Posted on September 17th 2019 by Lalovich

This one is for all you landlords or aspiring landlords out there.  Raising the rent on a residential tenancy in Ontario is a pretty technical process compared to many other jurisdictions.  Today we will touch on what, when, how and why so you don’t make any costly mistakes along the way.

How Much Am I Allowed to Raise the Rent?

In Ontario in 2019 you are allowed to raise the rent 1.8%.  In 2020 the rate will be 2.2%.

Where does this rate come from?

The rent increase guideline is based on the Ontario Consumer Price Index (CPI), which is calculated monthly by Statistics Canada.  The 2019 guideline is calculated by averaging the percentage increase in the Ontario Consumer Price Index during the 12 months from June 2017 to May 2018.  By law, the rent increase guideline cannot be more than 2.5 per cent, even if the CPI increase is higher.

How Often am I allowed to raise the rent?

In most cases, the rent for a unit can be increased 12 months after a tenant first moved in or 12 months since the tenant’s last rent increase.

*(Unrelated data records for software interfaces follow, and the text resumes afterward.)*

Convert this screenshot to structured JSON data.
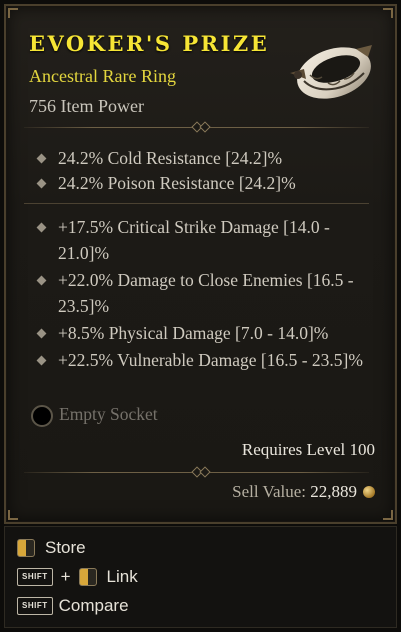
{
  "item": {
    "name": "EVOKER'S PRIZE",
    "type": "Ancestral Rare Ring",
    "power": "756 Item Power",
    "image": "ring-icon",
    "name_color": "#f6e535",
    "type_color": "#e3d63e"
  },
  "implicits": [
    {
      "text": "24.2% Cold Resistance [24.2]%"
    },
    {
      "text": "24.2% Poison Resistance [24.2]%"
    }
  ],
  "affixes": [
    {
      "text": "+17.5% Critical Strike Damage [14.0 - 21.0]%"
    },
    {
      "text": "+22.0% Damage to Close Enemies [16.5 - 23.5]%"
    },
    {
      "text": "+8.5% Physical Damage [7.0 - 14.0]%"
    },
    {
      "text": "+22.5% Vulnerable Damage [16.5 - 23.5]%"
    }
  ],
  "socket": {
    "label": "Empty Socket"
  },
  "requirements": {
    "level": "Requires Level 100"
  },
  "sell": {
    "label": "Sell Value:",
    "value": "22,889",
    "icon": "gold-coin-icon"
  },
  "hints": {
    "store": "Store",
    "link": "Link",
    "compare": "Compare",
    "shift": "SHIFT",
    "plus": "+"
  }
}
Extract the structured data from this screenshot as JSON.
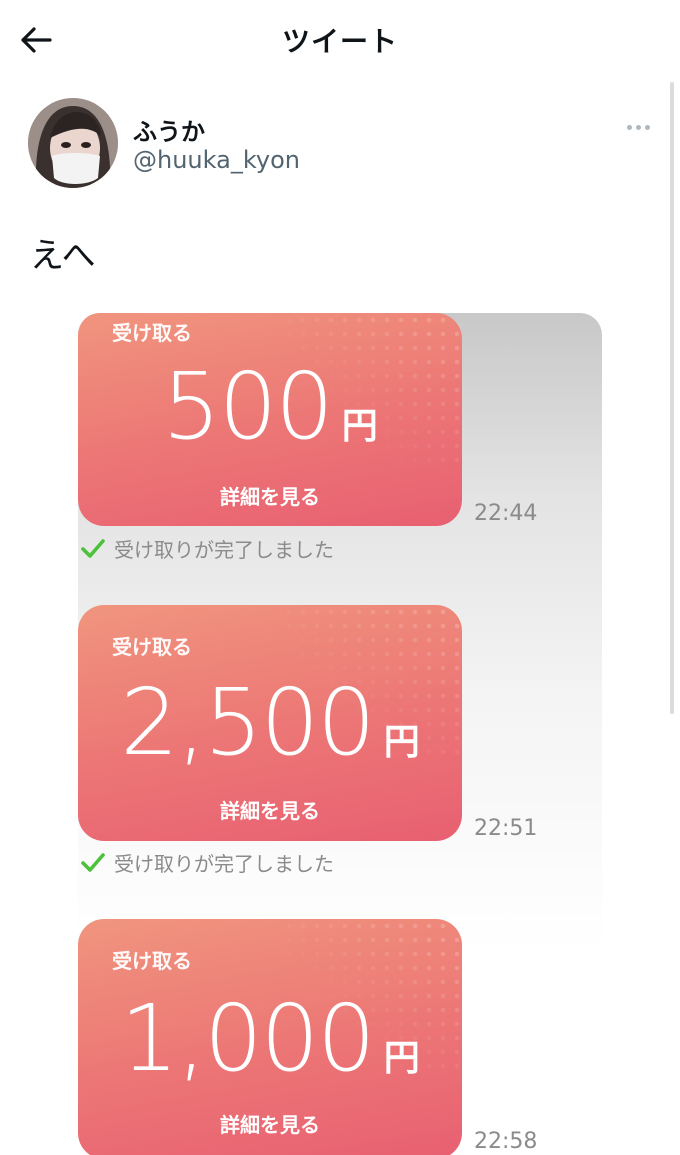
{
  "header": {
    "title": "ツイート",
    "back_icon": "arrow-left-icon"
  },
  "user": {
    "name": "ふうか",
    "handle": "@huuka_kyon"
  },
  "tweet": {
    "text": "えへ"
  },
  "payments": [
    {
      "label": "受け取る",
      "amount": "500",
      "currency": "円",
      "detail": "詳細を見る",
      "time": "22:44",
      "status": "受け取りが完了しました"
    },
    {
      "label": "受け取る",
      "amount": "2,500",
      "currency": "円",
      "detail": "詳細を見る",
      "time": "22:51",
      "status": "受け取りが完了しました"
    },
    {
      "label": "受け取る",
      "amount": "1,000",
      "currency": "円",
      "detail": "詳細を見る",
      "time": "22:58"
    }
  ],
  "colors": {
    "card_start": "#f0957e",
    "card_end": "#e86072",
    "check": "#4cc23a",
    "muted": "#8b8b8b"
  }
}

How Much Notice Do I Need to Give a Tenant Regarding the Increase?

A tenant must be served a notice of a rent increase with a Landlord and Tenant Board approved form at least 90 days before the rent increase is to take effect.

Is There A Special Form I Must Use For Notice?  

You must use a form called an N1: Notice of Rent Increase.  You can find the form at this link.

The allowed increase rate is so small.  Why should I even bother?  

Your expenses are increasing usually in line with the inflation (CPI) rate, so if you aren’t increasing the rent, on a real return basis your rents will be decreasing.  Also if you don’t or delay, you’ll missing out on some valuable compounding of your rent increases.  This is especially important in multiunit buildings where if you are not doing these increases, the cash flow of the building will be going down and therefore the value of the building too based on that cash flow.  

Are there exceptions to these rules?  

Yes there are exceptions for certain situations where the landlord can apply to the Landlord Tenant Board to increase the rent more due to higher costs or capital expenditures.  There are also some types of rental units that are exempt from these increase guidelines. 

You can read more about this on the Ontario landlord tenant board website: www.sjto.gov.on.ca/ltb. Increasing the rent is an important topic and this guide should help you avoid any issues. 

If you ever have any questions regarding residential tenancies don’t hesitate to reach out to us.